* _THE PROBLEM_: Go through the records, and copy each line in which the string "free" is present.

* _Excerpts from an interface dataset_:
- Opening Delimiter -

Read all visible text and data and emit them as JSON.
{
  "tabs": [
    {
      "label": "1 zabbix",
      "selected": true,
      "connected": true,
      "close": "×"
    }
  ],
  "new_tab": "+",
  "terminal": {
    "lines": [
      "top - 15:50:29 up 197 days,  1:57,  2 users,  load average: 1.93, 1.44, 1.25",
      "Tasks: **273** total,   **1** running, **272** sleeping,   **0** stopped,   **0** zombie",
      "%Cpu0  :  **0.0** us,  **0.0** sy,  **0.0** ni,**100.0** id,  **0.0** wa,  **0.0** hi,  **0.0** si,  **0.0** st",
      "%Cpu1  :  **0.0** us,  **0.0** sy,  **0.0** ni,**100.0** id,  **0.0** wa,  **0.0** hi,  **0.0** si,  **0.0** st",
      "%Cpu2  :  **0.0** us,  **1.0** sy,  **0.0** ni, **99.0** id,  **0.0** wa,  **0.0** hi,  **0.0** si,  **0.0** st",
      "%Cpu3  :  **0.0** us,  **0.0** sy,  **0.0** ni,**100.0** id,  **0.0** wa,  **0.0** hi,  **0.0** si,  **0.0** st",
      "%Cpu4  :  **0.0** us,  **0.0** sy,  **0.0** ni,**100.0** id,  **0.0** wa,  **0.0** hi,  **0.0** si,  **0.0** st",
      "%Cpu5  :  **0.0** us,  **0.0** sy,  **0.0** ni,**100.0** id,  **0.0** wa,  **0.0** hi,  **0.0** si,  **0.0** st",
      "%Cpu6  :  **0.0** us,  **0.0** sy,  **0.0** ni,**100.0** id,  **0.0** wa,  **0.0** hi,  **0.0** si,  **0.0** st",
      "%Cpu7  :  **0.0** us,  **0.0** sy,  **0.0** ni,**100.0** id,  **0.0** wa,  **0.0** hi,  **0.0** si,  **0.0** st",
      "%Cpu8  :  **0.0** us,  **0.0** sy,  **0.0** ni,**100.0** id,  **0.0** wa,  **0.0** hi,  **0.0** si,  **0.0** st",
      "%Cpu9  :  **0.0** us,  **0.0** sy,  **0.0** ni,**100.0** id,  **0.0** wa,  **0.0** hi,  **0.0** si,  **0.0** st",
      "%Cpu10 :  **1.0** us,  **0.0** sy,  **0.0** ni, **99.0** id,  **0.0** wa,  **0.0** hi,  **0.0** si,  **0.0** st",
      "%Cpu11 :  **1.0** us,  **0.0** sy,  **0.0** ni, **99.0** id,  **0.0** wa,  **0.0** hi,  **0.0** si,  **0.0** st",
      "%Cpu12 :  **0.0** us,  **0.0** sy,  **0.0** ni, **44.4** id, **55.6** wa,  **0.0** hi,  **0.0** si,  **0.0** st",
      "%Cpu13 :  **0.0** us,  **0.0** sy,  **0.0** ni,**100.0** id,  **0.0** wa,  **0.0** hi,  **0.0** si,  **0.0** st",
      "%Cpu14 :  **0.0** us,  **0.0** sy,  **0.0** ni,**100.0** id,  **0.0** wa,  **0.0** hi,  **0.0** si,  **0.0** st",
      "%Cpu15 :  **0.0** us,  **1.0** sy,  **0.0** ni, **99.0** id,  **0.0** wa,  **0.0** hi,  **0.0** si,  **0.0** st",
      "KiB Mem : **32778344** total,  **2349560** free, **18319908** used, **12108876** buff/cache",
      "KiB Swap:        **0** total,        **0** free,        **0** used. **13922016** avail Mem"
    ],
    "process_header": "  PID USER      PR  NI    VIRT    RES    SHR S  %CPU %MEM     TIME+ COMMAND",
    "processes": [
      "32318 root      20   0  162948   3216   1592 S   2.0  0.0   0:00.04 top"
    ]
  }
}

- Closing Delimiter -

* _ANSWER SPACE_:
      "KiB Mem : **32778344** total,  **2349560** free, **18319908** used, **12108876** buff/cache",
      "KiB Swap:        **0** total,        **0** free,        **0** used. **13922016** avail Mem"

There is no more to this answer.